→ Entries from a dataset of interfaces
□ □ □ □ □ □ □

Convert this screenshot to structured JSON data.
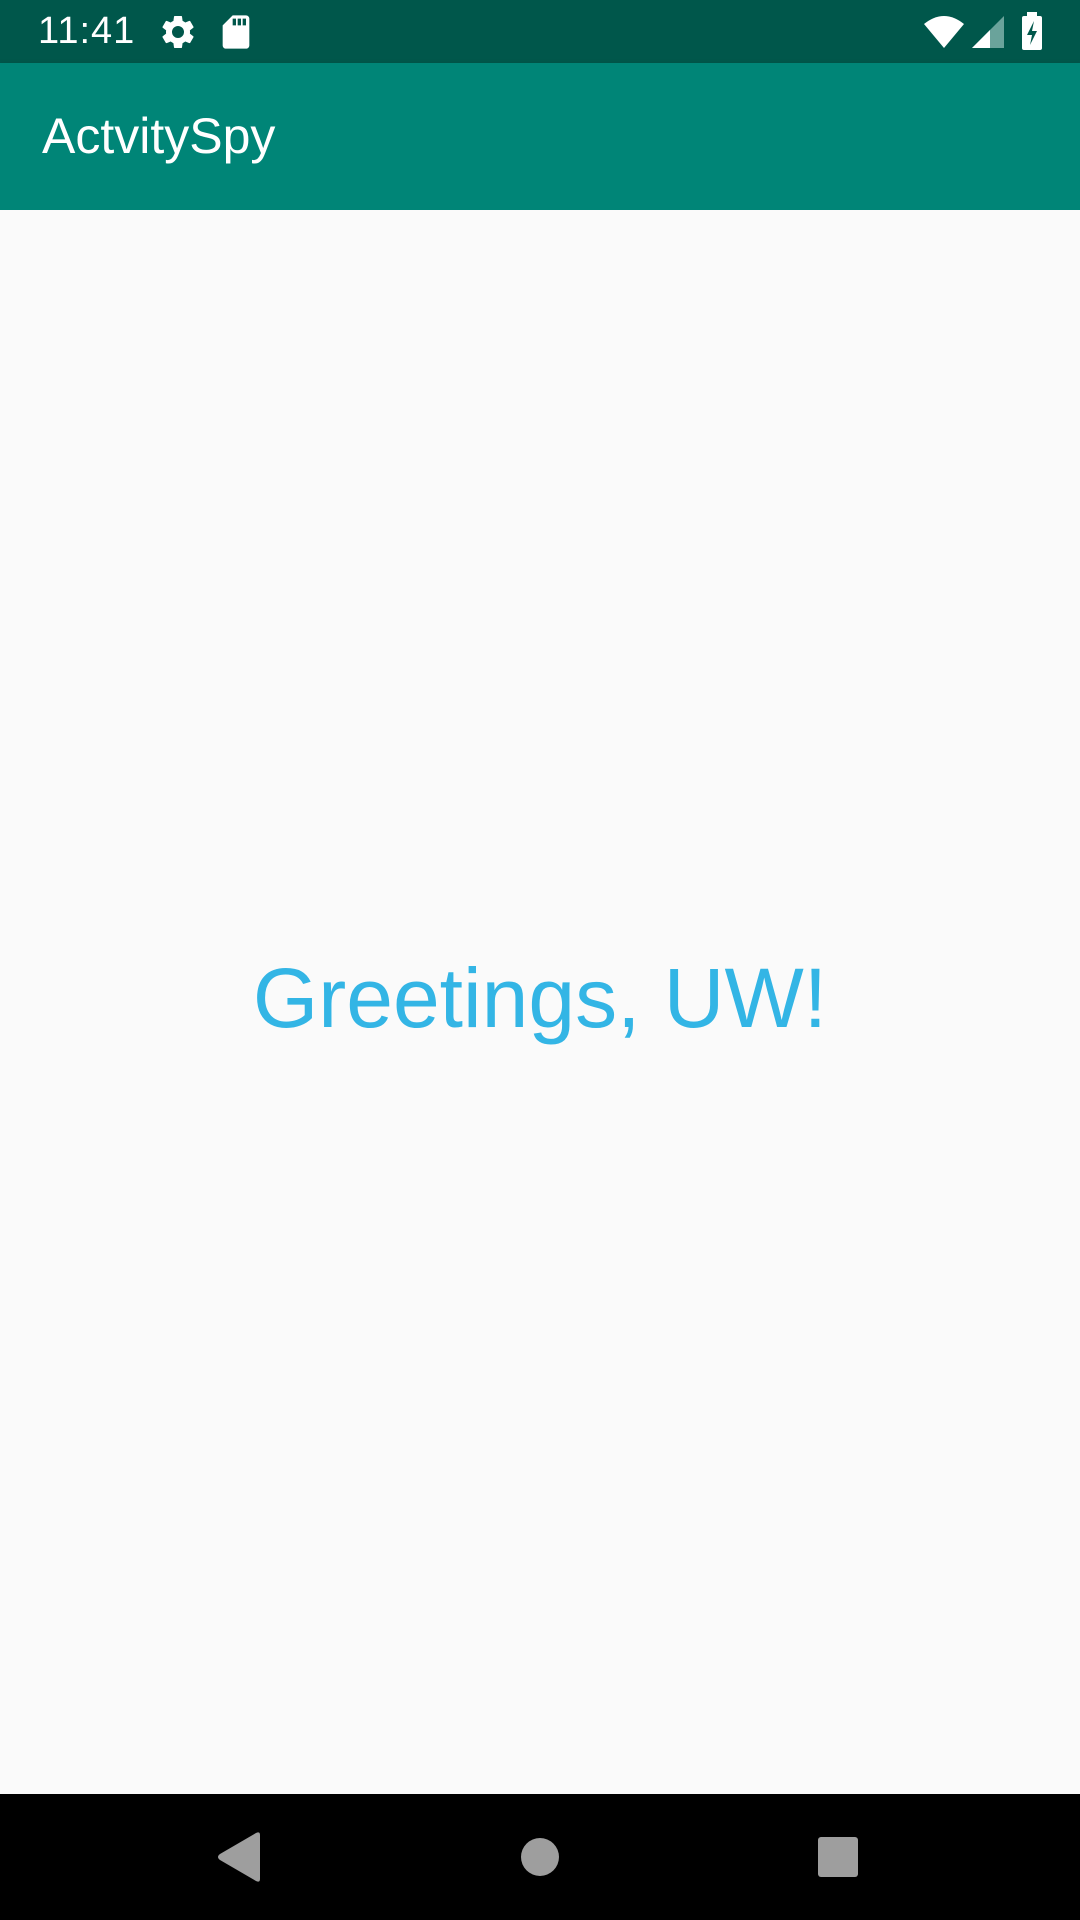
{
  "status_bar": {
    "time": "11:41",
    "icons": [
      "gear-icon",
      "sd-card-icon",
      "wifi-icon",
      "cell-signal-icon",
      "battery-charging-icon"
    ],
    "background": "#00574b"
  },
  "app_bar": {
    "title": "ActvitySpy",
    "background": "#008577"
  },
  "main": {
    "greeting": "Greetings, UW!",
    "greeting_color": "#33b5e5"
  },
  "nav_bar": {
    "buttons": [
      "back-icon",
      "home-icon",
      "recents-icon"
    ],
    "icon_color": "#9e9e9e"
  }
}
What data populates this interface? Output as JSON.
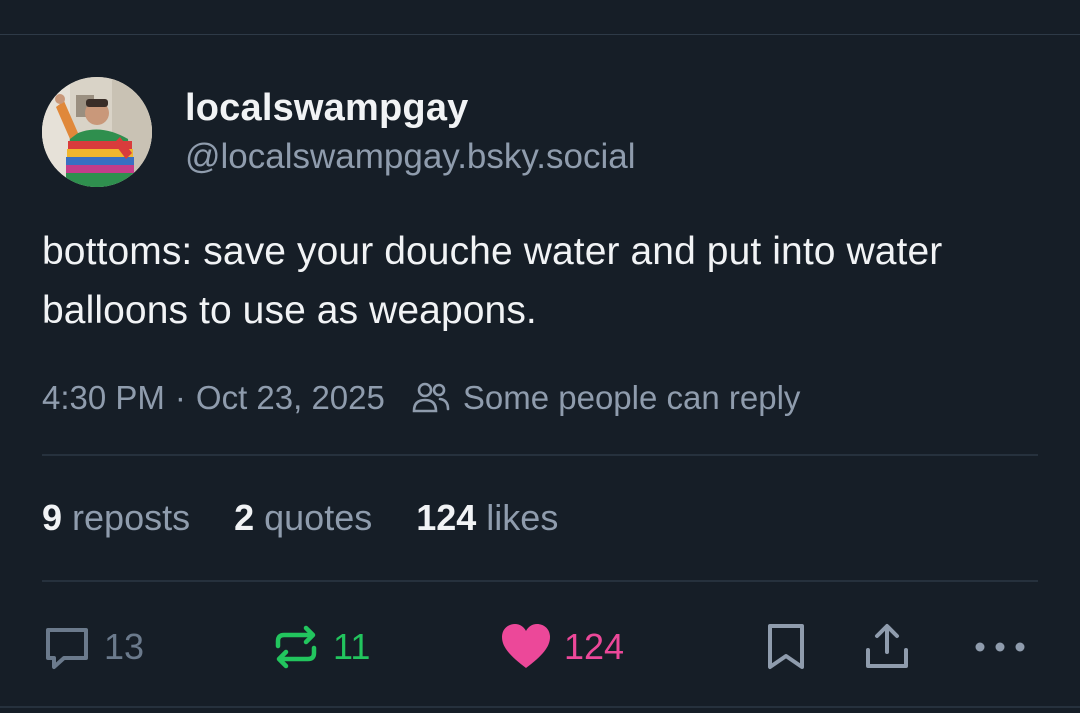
{
  "author": {
    "display_name": "localswampgay",
    "handle": "@localswampgay.bsky.social",
    "avatar_icon": "avatar-photo"
  },
  "post": {
    "text": "bottoms: save your douche water and put into water balloons to use as weapons.",
    "time": "4:30 PM",
    "separator": "·",
    "date": "Oct 23, 2025",
    "reply_restriction": "Some people can reply"
  },
  "stats": {
    "reposts_count": "9",
    "reposts_label": "reposts",
    "quotes_count": "2",
    "quotes_label": "quotes",
    "likes_count": "124",
    "likes_label": "likes"
  },
  "actions": {
    "reply_count": "13",
    "repost_count": "11",
    "like_count": "124",
    "icons": {
      "reply": "speech-bubble-icon",
      "repost": "repost-arrows-icon",
      "like": "heart-icon",
      "bookmark": "bookmark-icon",
      "share": "share-icon",
      "more": "ellipsis-icon"
    }
  },
  "colors": {
    "background": "#161e27",
    "text_primary": "#f1f3f5",
    "text_secondary": "#8f9cad",
    "repost_active": "#22c55e",
    "like_active": "#ec4899"
  }
}
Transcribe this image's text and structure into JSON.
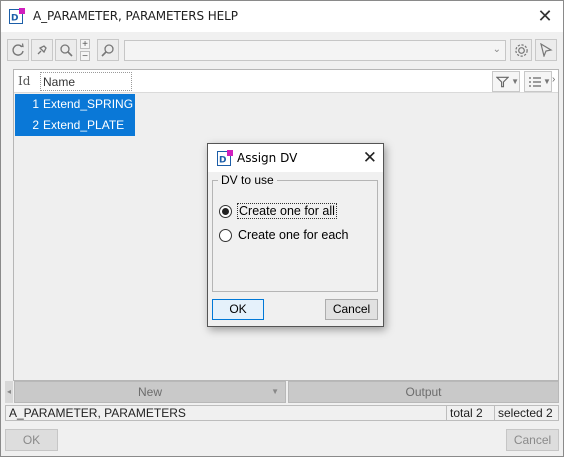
{
  "window": {
    "title": "A_PARAMETER, PARAMETERS HELP",
    "close_glyph": "✕"
  },
  "toolbar": {
    "icons": [
      "refresh-icon",
      "pin-icon",
      "zoom-icon",
      "zoom-plus",
      "zoom-minus",
      "search-icon",
      "settings-icon",
      "select-cursor-icon"
    ],
    "zoom_plus": "+",
    "zoom_minus": "−",
    "combo_value": "",
    "combo_arrow": "⌄"
  },
  "list": {
    "columns": {
      "id": "Id",
      "name": "Name"
    },
    "rows": [
      {
        "id": "1",
        "name": "Extend_SPRING"
      },
      {
        "id": "2",
        "name": "Extend_PLATE"
      }
    ],
    "selection_color": "#0a78d7"
  },
  "panel_buttons": {
    "new": "New",
    "output": "Output"
  },
  "status": {
    "source": "A_PARAMETER, PARAMETERS",
    "total": "total 2",
    "selected": "selected 2"
  },
  "footer": {
    "ok": "OK",
    "cancel": "Cancel"
  },
  "dialog": {
    "title": "Assign DV",
    "close_glyph": "✕",
    "group_label": "DV to use",
    "options": [
      {
        "label": "Create one for all",
        "checked": true
      },
      {
        "label": "Create one for each",
        "checked": false
      }
    ],
    "ok": "OK",
    "cancel": "Cancel"
  },
  "colors": {
    "accent": "#0a78d7",
    "app_icon_blue": "#1c5ea8",
    "app_icon_magenta": "#d11fbe"
  }
}
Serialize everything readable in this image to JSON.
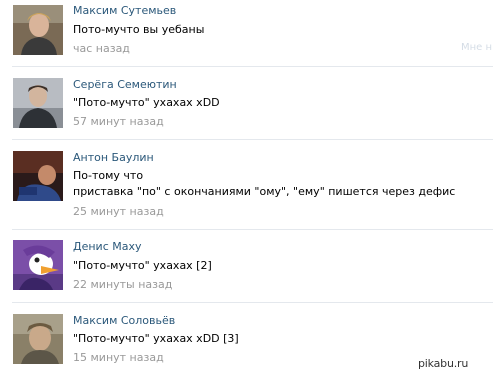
{
  "comments": [
    {
      "author": "Максим Сутемьев",
      "text": "Пото-мучто вы уебаны",
      "time": "час назад",
      "like_hint": "Мне н"
    },
    {
      "author": "Серёга Семеютин",
      "text": "\"Пото-мучто\" ухахах xDD",
      "time": "57 минут назад"
    },
    {
      "author": "Антон Баулин",
      "text_line1": "По-тому что",
      "text_line2": "приставка \"по\" с окончаниями \"ому\", \"ему\" пишется через дефис",
      "time": "25 минут назад"
    },
    {
      "author": "Денис Маху",
      "text": "\"Пото-мучто\" ухахах [2]",
      "time": "22 минуты назад"
    },
    {
      "author": "Максим Соловьёв",
      "text": "\"Пото-мучто\" ухахах xDD [3]",
      "time": "15 минут назад"
    }
  ],
  "watermark": "pikabu.ru",
  "colors": {
    "author_link": "#2b587a",
    "time_gray": "#999999",
    "divider": "#e4e8ed"
  }
}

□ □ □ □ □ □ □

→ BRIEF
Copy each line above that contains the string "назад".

→ YOUR SOLUTION
      "time": "час назад",
      "time": "57 минут назад"
      "time": "25 минут назад"
      "time": "22 минуты назад"
      "time": "15 минут назад"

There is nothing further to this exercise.